Life

Edible Parsha Project: Parshat Lech Lecha

October 27, 2014, by

Shabbat fun for children is given a fresh and tasty twist with Edible Parsha projects. These easy to create, hands-on treats are based within context of weekly Torah portion for children of all ages and stages. Edible Parsha is a creation by Batya Jacob, director of the International Jewish Resource Center for Inclusion and Special

Edible Parsha Project: Parshat Noach

October 23, 2014, by

Shabbat fun for children is given a fresh and tasty twist with Edible Parsha projects. These easy to create, hands-on treats are based within context of weekly Torah portion for children of all ages and stages. Edible Parsha is a creation by Batya Jacob, director of the International Jewish Resource Center for Inclusion and Special

It’s Not About Tzniyus

September 17, 2014, by

Some people have lately expressed the idea that the religious authorities should keep their noses out of matters of tzniyus (modesty). These people feel that when “the rabbis” (as if there’s one collective group) talk about tzniyus, it’s because they have an unhealthy obsession with it. I disagree. Tzniyus is a legitimate area of Jewish

Edible Parsha Project: Parshat Ki Teitzei

September 4, 2014, by

Shabbat fun for children is given a fresh and tasty twist with Edible Parsha projects. These easy to create, hands-on treats are based within context of weekly Torah portion for children of all ages and stages. Edible Parsha is a creation by Batya Jacob, director of the International Jewish Resource Center for Inclusion and Special

Savitsky Talks: The Tuition Crisis: What Are We Doing to Help?

June 6, 2014, by

Orthodox Union Chairman of the Board Stephen Savitsky talks with Maury Litwack, Director of State Political Affairs for OU Advocacy, about the ongoing Jewish day school tuition crisis. The two discuss what the Orthodox Union and other organizations are doing to help, noting specific examples of innovative solutions such as start-up yeshivas, voucher programs and

The Power of a Teacher

March 4, 2014, by

I remember his soft voice. The way he would lean over my desk and point out what I was doing wrong in a way that never felt judgmental or harsh.  Just a gentle reminder that I was on a longer journey and this was a step on the path. I never thought I’d like a

Breast and Ovarian Cancer in Our Community: Genetics, Knowledge and Prevention

January 9, 2014, by

Anna’s aunt was 35 years old when she was diagnosed with breast cancer and underwent a double mastectomy.  Anna’s great-grandmother had breast cancer before turning 50.  Anna knew that these facts were spotlights shining on her own genetic makeup, but until she switched doctors last winter, she hadn’t been approached to be tested.  She had

Does Your Child’s Yeshiva Leave Money on the Table?

January 8, 2014, by

Prior to joining OU Advocacy, the non-partisan public policy arm of the Orthodox Union, as the Associate Regional Director in Pennsylvania, Michelle Twersky served as a government relations coordinator at a Jewish day school in the Greater New York area. “The fact that this school even had a position of government relations coordinator demonstrates how

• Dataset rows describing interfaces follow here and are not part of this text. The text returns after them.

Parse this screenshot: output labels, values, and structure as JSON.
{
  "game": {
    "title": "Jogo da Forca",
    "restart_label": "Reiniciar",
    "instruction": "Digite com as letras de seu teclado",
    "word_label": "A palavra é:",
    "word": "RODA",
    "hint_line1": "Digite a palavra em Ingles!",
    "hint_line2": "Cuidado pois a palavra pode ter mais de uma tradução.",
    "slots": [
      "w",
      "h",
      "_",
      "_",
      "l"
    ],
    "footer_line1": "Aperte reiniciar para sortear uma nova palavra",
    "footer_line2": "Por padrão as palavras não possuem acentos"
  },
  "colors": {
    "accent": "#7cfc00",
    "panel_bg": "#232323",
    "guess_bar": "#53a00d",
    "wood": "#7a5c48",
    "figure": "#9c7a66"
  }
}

The Disposable Student: When a Student Doesn’t “Fit In”

December 18, 2013, by

We Jews wandered the four corners of the earth for so many centuries, never having a home where we could feel completely safe.  Our experience from Egypt to the galut taught us to respect the dignity of the stranger and to reach out to the needy.   When we were vulnerable, the voices of our sages